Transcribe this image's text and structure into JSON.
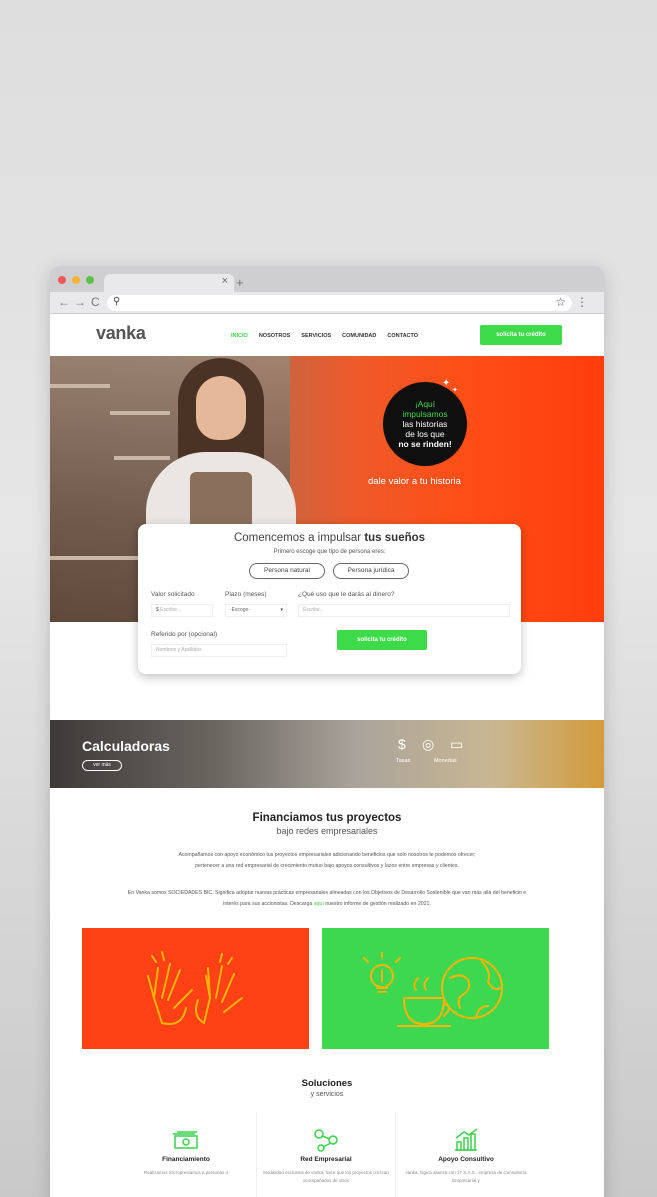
{
  "browser": {
    "tab_close": "×",
    "new_tab": "+",
    "back": "←",
    "forward": "→",
    "reload": "C",
    "search_glyph": "⚲",
    "bookmark_glyph": "☆",
    "menu_glyph": "⋮"
  },
  "site": {
    "logo": "vanka",
    "nav": [
      "INICIO",
      "NOSOTROS",
      "SERVICIOS",
      "COMUNIDAD",
      "CONTACTO"
    ],
    "header_cta": "solicita tu crédito"
  },
  "hero": {
    "badge_line1": "¡Aquí",
    "badge_line2": "impulsamos",
    "badge_line3": "las historias",
    "badge_line4": "de los que",
    "badge_line5": "no se rinden!",
    "tagline": "dale valor a tu historia"
  },
  "form": {
    "title_plain": "Comencemos a impulsar ",
    "title_bold": "tus sueños",
    "subtitle": "Primero escoge que tipo de persona eres:",
    "option_natural": "Persona natural",
    "option_juridica": "Persona jurídica",
    "label_valor": "Valor solicitado",
    "label_plazo": "Plazo (meses)",
    "label_uso": "¿Qué uso que le darás al dinero?",
    "label_referido": "Referido por (opcional)",
    "currency": "$",
    "placeholder_valor": "Escribe...",
    "placeholder_plazo": "-Escoge-",
    "placeholder_uso": "Escribe...",
    "placeholder_referido": "Nombres y Apellidos",
    "submit": "solicita tu crédito"
  },
  "calc": {
    "title": "Calculadoras",
    "button": "ver más",
    "label_tasas": "Tasas",
    "label_monedas": "Monedas"
  },
  "financiamos": {
    "title": "Financiamos tus proyectos",
    "subtitle": "bajo redes empresariales",
    "para1": "Acompañamos con apoyo económico tus proyectos empresariales adicionando beneficios que solo nosotros te podemos ofrecer;",
    "para1b": "pertenecer a una red empresarial de crecimiento mutuo bajo apoyos consultivos y lazos entre empresas y clientes.",
    "para2": "En Vanka somos SOCIEDADES BIC. Significa adoptar nuevas prácticas empresariales alineadas con los Objetivos de Desarrollo Sostenible que van más allá del beneficio e",
    "para2b_pre": "interés para sus accionistas. Descarga ",
    "para2b_link": "aquí",
    "para2b_post": " nuestro informe de gestión realizado en 2021."
  },
  "soluciones": {
    "title": "Soluciones",
    "subtitle": "y servicios",
    "items": [
      {
        "name": "Financiamiento",
        "desc": "Realizamos microprestamos a personas o"
      },
      {
        "name": "Red Empresarial",
        "desc": "Modalidad exclusiva de vanka, hace que los proyectos crezcan acompañados de otros"
      },
      {
        "name": "Apoyo Consultivo",
        "desc": "vanka, lógica alianza con 17 S.A.S., empresa de Consultoría Empresarial y"
      }
    ]
  },
  "colors": {
    "accent_green": "#3ddb4a",
    "hero_orange": "#ff4216",
    "panel_green": "#3ed850"
  }
}
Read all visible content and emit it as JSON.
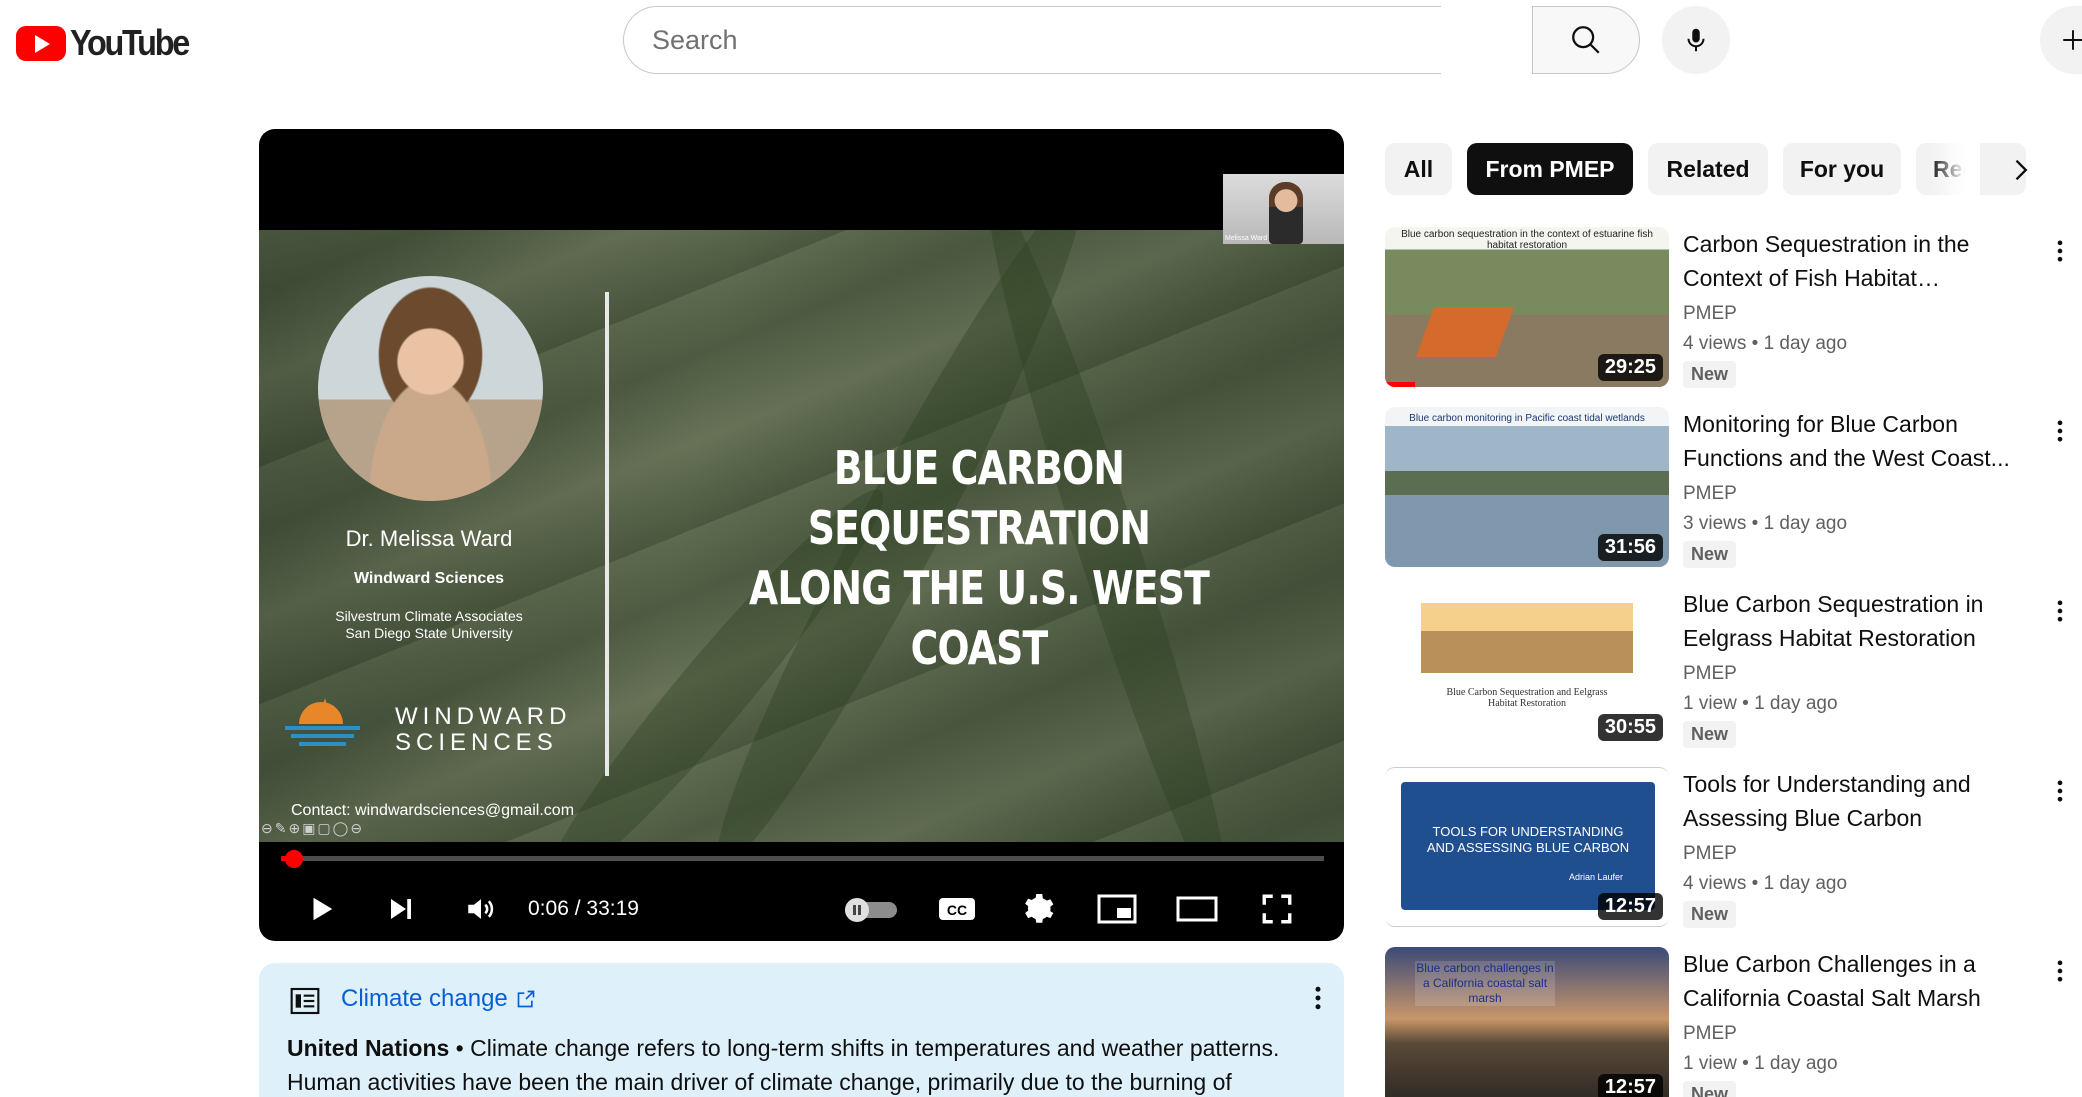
{
  "masthead": {
    "logo_text": "YouTube",
    "search_placeholder": "Search"
  },
  "player": {
    "slide": {
      "title_line1": "BLUE CARBON SEQUESTRATION",
      "title_line2": "ALONG THE U.S. WEST COAST",
      "speaker_name": "Dr. Melissa Ward",
      "speaker_org": "Windward Sciences",
      "affiliation_line1": "Silvestrum Climate Associates",
      "affiliation_line2": "San Diego State University",
      "logo_line1": "WINDWARD",
      "logo_line2": "SCIENCES",
      "contact": "Contact: windwardsciences@gmail.com",
      "pip_label": "Melissa Ward"
    },
    "progress_fraction": 0.003,
    "time_current": "0:06",
    "time_separator": " / ",
    "time_total": "33:19"
  },
  "info_card": {
    "link_text": "Climate change",
    "source": "United Nations",
    "bullet": " • ",
    "description": "Climate change refers to long-term shifts in temperatures and weather patterns. Human activities have been the main driver of climate change, primarily due to the burning of"
  },
  "chips": [
    {
      "label": "All",
      "active": false
    },
    {
      "label": "From PMEP",
      "active": true
    },
    {
      "label": "Related",
      "active": false
    },
    {
      "label": "For you",
      "active": false
    },
    {
      "label": "Rec",
      "active": false
    }
  ],
  "recommendations": [
    {
      "title": "Carbon Sequestration in the Context of Fish Habitat Restoration",
      "channel": "PMEP",
      "views": "4 views",
      "age": "1 day ago",
      "badge": "New",
      "duration": "29:25",
      "thumb_caption": "Blue carbon sequestration in the context of estuarine fish habitat restoration"
    },
    {
      "title": "Monitoring for Blue Carbon Functions and the West Coast...",
      "channel": "PMEP",
      "views": "3 views",
      "age": "1 day ago",
      "badge": "New",
      "duration": "31:56",
      "thumb_caption": "Blue carbon monitoring in Pacific coast tidal wetlands"
    },
    {
      "title": "Blue Carbon Sequestration in Eelgrass Habitat Restoration",
      "channel": "PMEP",
      "views": "1 view",
      "age": "1 day ago",
      "badge": "New",
      "duration": "30:55",
      "thumb_caption": "Blue Carbon Sequestration and Eelgrass Habitat Restoration"
    },
    {
      "title": "Tools for Understanding and Assessing Blue Carbon",
      "channel": "PMEP",
      "views": "4 views",
      "age": "1 day ago",
      "badge": "New",
      "duration": "12:57",
      "thumb_caption": "TOOLS FOR UNDERSTANDING AND ASSESSING BLUE CARBON",
      "thumb_author": "Adrian Laufer"
    },
    {
      "title": "Blue Carbon Challenges in a California Coastal Salt Marsh",
      "channel": "PMEP",
      "views": "1 view",
      "age": "1 day ago",
      "badge": "New",
      "duration": "12:57",
      "thumb_caption": "Blue carbon challenges in a California coastal salt marsh"
    }
  ],
  "colors": {
    "brand_red": "#ff0000",
    "link_blue": "#065fd4",
    "info_bg": "#def1fb"
  }
}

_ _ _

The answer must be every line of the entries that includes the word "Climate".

* [Answer]:
      "affiliation_line1": "Silvestrum Climate Associates",
    "link_text": "Climate change",
    "description": "Climate change refers to long-term shifts in temperatures and weather patterns. Human activities have been the main driver of climate change, primarily due to the burning of"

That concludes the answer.